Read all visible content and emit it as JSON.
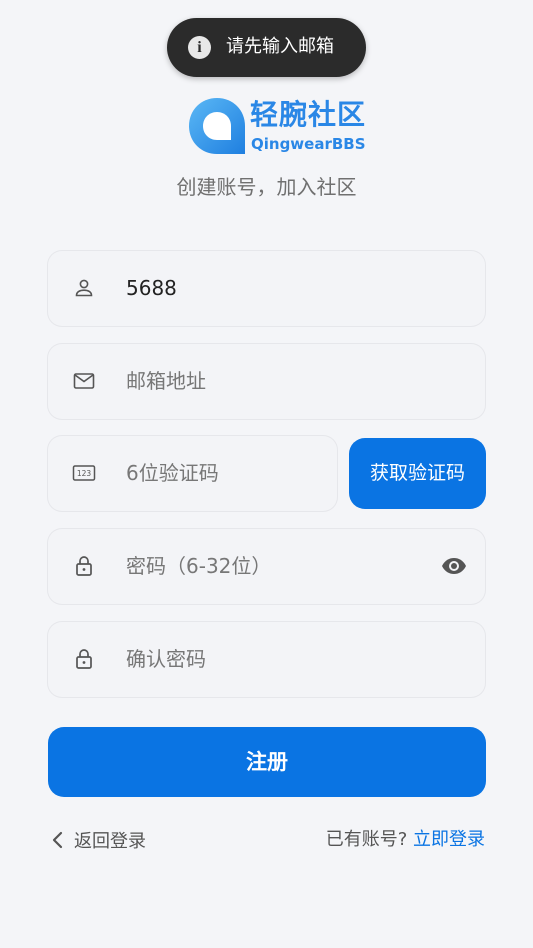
{
  "toast": {
    "icon": "info-icon",
    "message": "请先输入邮箱"
  },
  "brand": {
    "name_cn": "轻腕社区",
    "name_en": "QingwearBBS",
    "color": "#2a87e6"
  },
  "subtitle": "创建账号，加入社区",
  "form": {
    "username": {
      "icon": "user-icon",
      "value": "5688"
    },
    "email": {
      "icon": "mail-icon",
      "placeholder": "邮箱地址"
    },
    "code": {
      "icon": "keypad-icon",
      "placeholder": "6位验证码",
      "button": "获取验证码"
    },
    "password": {
      "icon": "lock-icon",
      "placeholder": "密码（6-32位）",
      "toggle_icon": "eye-icon"
    },
    "confirm": {
      "icon": "lock-icon",
      "placeholder": "确认密码"
    },
    "submit": "注册"
  },
  "footer": {
    "back": "返回登录",
    "back_icon": "chevron-left-icon",
    "have_account": "已有账号?",
    "login_now": "立即登录"
  },
  "colors": {
    "accent": "#0a74e3",
    "background": "#f4f5f8"
  }
}
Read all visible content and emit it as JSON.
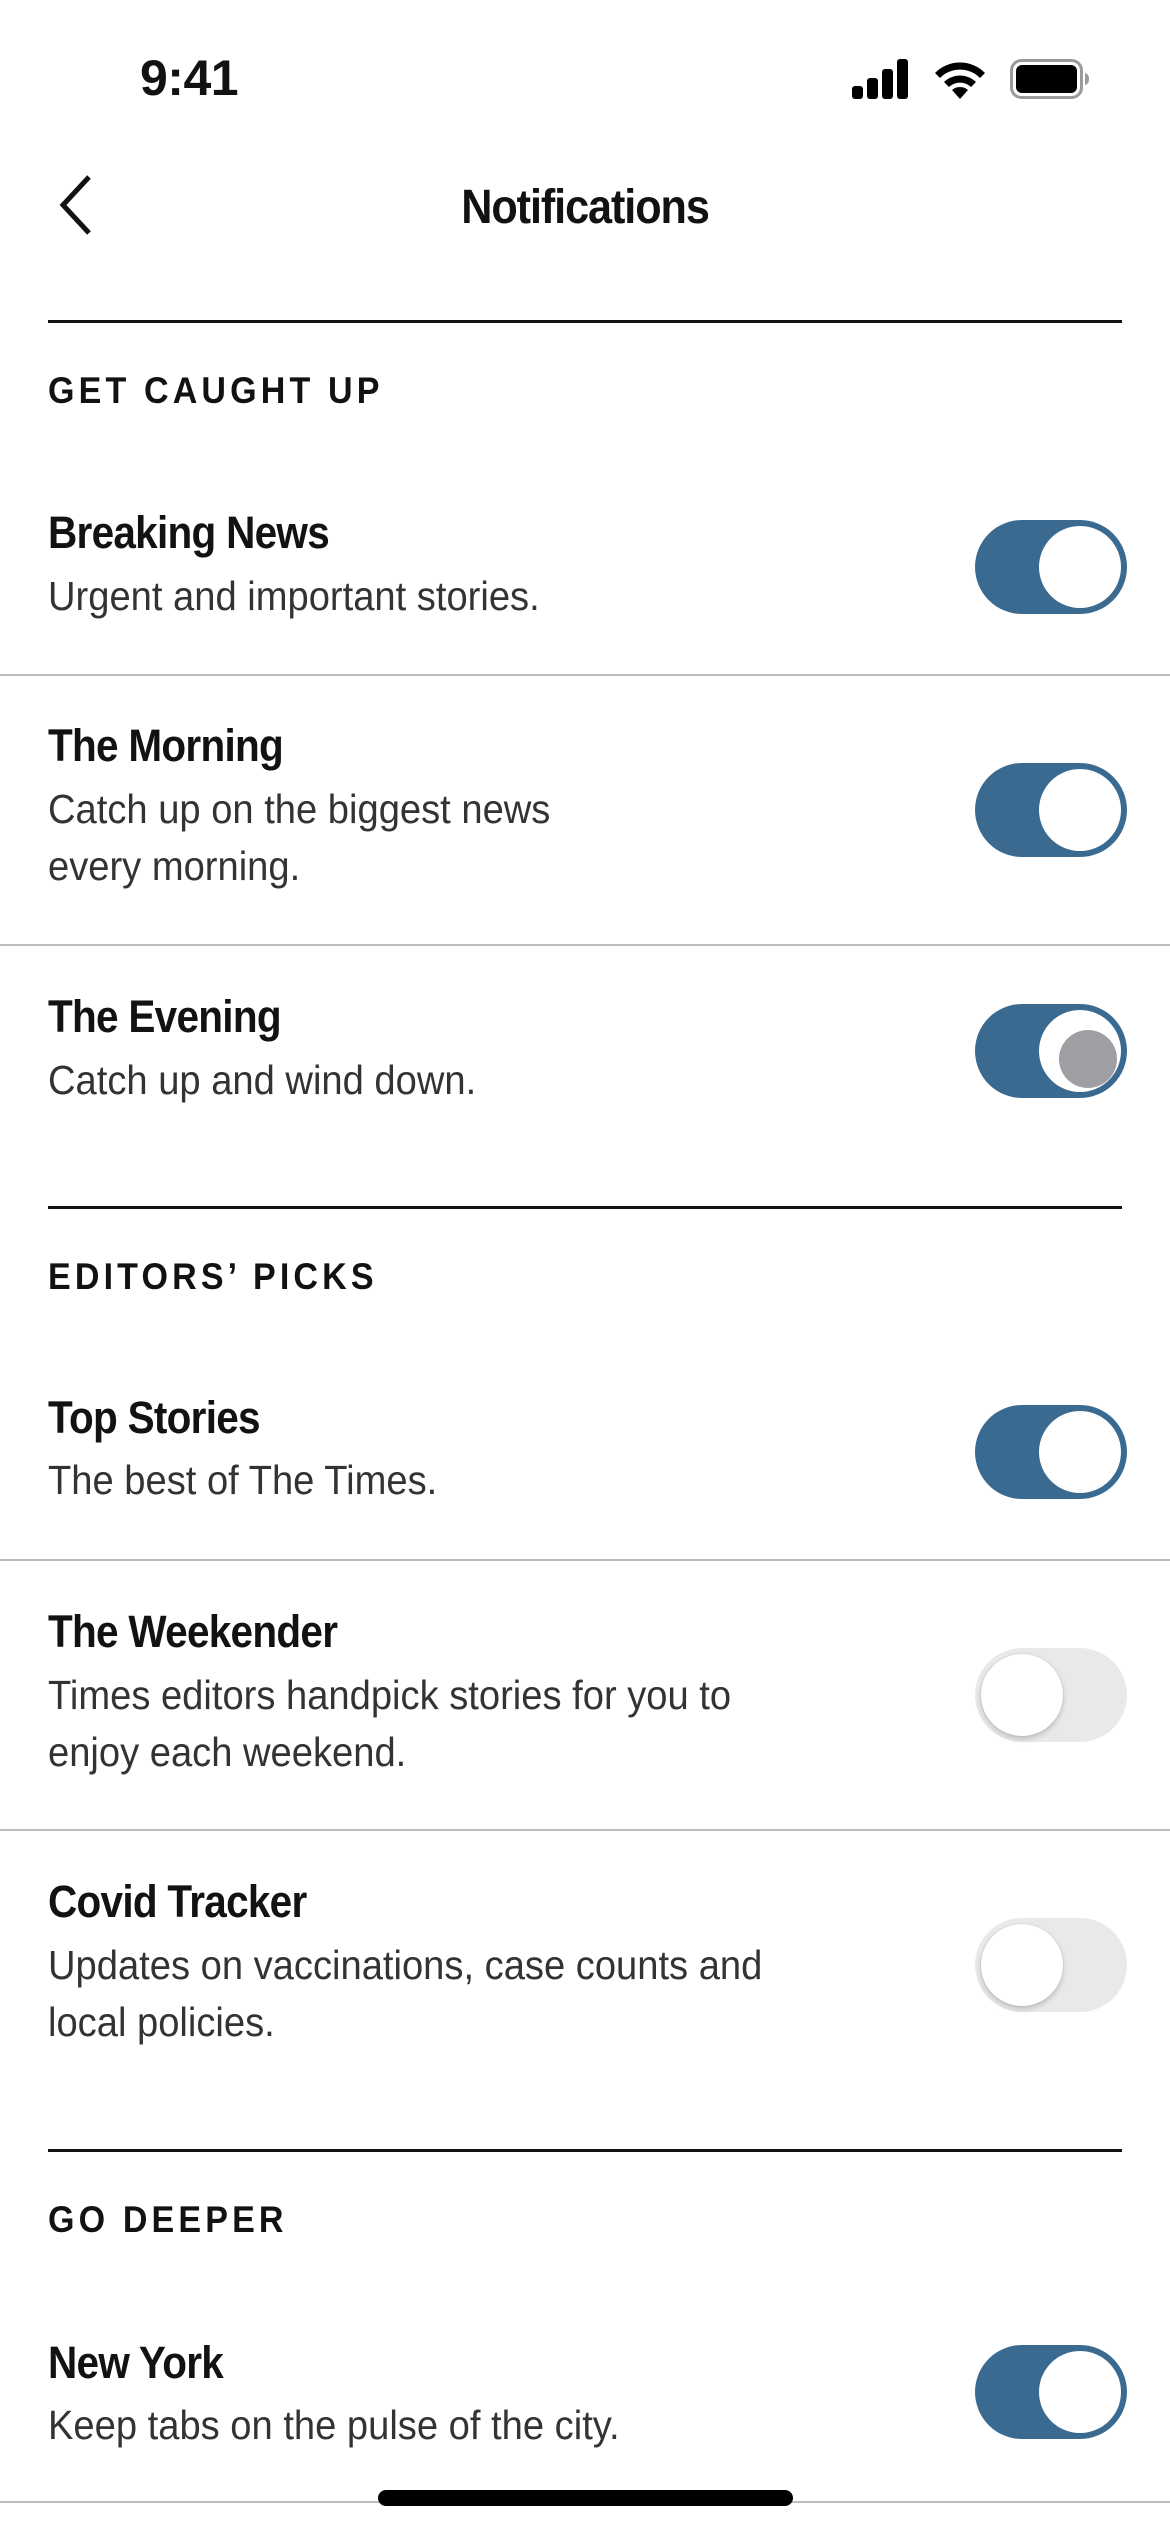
{
  "status_bar": {
    "time": "9:41",
    "icons": [
      "cellular-signal-icon",
      "wifi-icon",
      "battery-icon"
    ]
  },
  "nav": {
    "back_icon": "chevron-left-icon",
    "title": "Notifications"
  },
  "colors": {
    "toggle_on": "#3b6a91",
    "toggle_off": "#e9e9eb",
    "text_primary": "#121212",
    "text_secondary": "#333333"
  },
  "sections": [
    {
      "header": "GET CAUGHT UP",
      "items": [
        {
          "title": "Breaking News",
          "description": [
            "Urgent and important stories."
          ],
          "enabled": true
        },
        {
          "title": "The Morning",
          "description": [
            "Catch up on the biggest news",
            "every morning."
          ],
          "enabled": true
        },
        {
          "title": "The Evening",
          "description": [
            "Catch up and wind down."
          ],
          "enabled": true,
          "pressed": true
        }
      ]
    },
    {
      "header": "EDITORS’ PICKS",
      "items": [
        {
          "title": "Top Stories",
          "description": [
            "The best of The Times."
          ],
          "enabled": true
        },
        {
          "title": "The Weekender",
          "description": [
            "Times editors handpick stories for you to",
            "enjoy each weekend."
          ],
          "enabled": false
        },
        {
          "title": "Covid Tracker",
          "description": [
            "Updates on vaccinations, case counts and",
            "local policies."
          ],
          "enabled": false
        }
      ]
    },
    {
      "header": "GO DEEPER",
      "items": [
        {
          "title": "New York",
          "description": [
            "Keep tabs on the pulse of the city."
          ],
          "enabled": true
        }
      ]
    }
  ]
}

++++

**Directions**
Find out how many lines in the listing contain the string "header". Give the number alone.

**Output of the exercise**
3